There was a fair amount of angst in the audience, with many AR professionals clearly wishing blogs would just go away, while others were open minded. Very few AR pros in attendence had embraced blogs personally or professionally. Many were clearly overwhelmed because of the sheer number and types of bloggers who could touch their companies.

While fun, there some something unsatisfying about the panel. One attendee e-mailed: “What struck me about the panel was it asked more questions than offering answers.” Hmm, good point. I tried to provide very specific advice (see Steps for AR teams for starting with analyst blogs), but I admit there was a lot of philosophical ramblings during the 100+ minutes of the panel. Upon reflection, I think the problem was that the panel was not asked to focus on a specific issue, rather we were given a topic that provoked entertaining discussion, but was too broad and fuzzy for hard recommendations.

Bowl of Spaghetti

Because “AR 2.0” was clearly too broad, the organizer and moderator decided to narrow the discussion to “analyst blogs.” However, ever this re-definition of the panel topic was too broad because it encompassed the entire blogosphere. This led to panel discussion, audience questions and comments that touched on traditional analysts and bloggers without distinguishing between the type of influencer. In addition, the discussion occasionally drifted into whether AR teams and their companies should blog and […]

Steps for AR teams for starting with analyst blogs

icon-social-media-blue.jpg

Welcome members of Forrester’s AR Council. Here are those steps A through F that I rattled off at the beinging of the panel. I also put in links to directories of analysts blogs and Don Bulmer’s blog.

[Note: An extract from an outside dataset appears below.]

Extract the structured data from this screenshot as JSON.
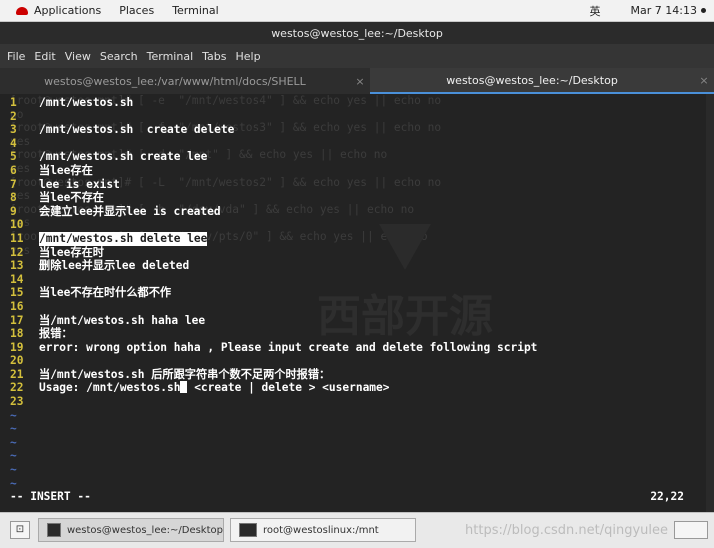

If the session ran out before we got to your question or you want more depth, leave your question as a comment and I’ll answer it.

In case you’re wondering what this is post is about, today SageCircle’s Carter Lusher was a member of the “Analyst Relations 2.0” panel at the Forrester Analyst Relations Council (ARC) meeting, which was co-located with Forrester’s IT Forum. The focus of the discussion was on analyst blogs and how AR teams need to think about them. Other members of the panel included analysts  Jonathan Eunice from Illuminata and Dana Gardner from Interarbor Solutions. Besides Carter on the AR services side was KCG’s Bill Hopkins (Tekrati’s Barbara French could not make the meeting so Bill took her place). The whole circus was moderated by Forrester VP Laura Ramos. The panel and audience discussion was quite lively, fun, and raised a number of issues.

 One of the requests by panel organizer Trisha Mirel was that we give the AR managers in attendance a list of practical action items to start incorporating analyst blogs into how they work. Obviously, this is something SageCircle has covered on a number of occasions (see our series of posts on social media). The more important recommendation is that interacting with analysts via their blogs should be part of an overall social media plan incorporated into the strategic AR plan. Getting started is quite simple with a few steps that go from A to F: ask… begin… conduct… develop… educate… forward…

 SageCircle Technique:

  • A = Ask your top analysts about their current or planned blogs, either under personal or firm brands
    A = Ask you customers about where they go for information and advice for product decisions
  • B = Begin to add analyst blogs to your overall AR plan, especially the […]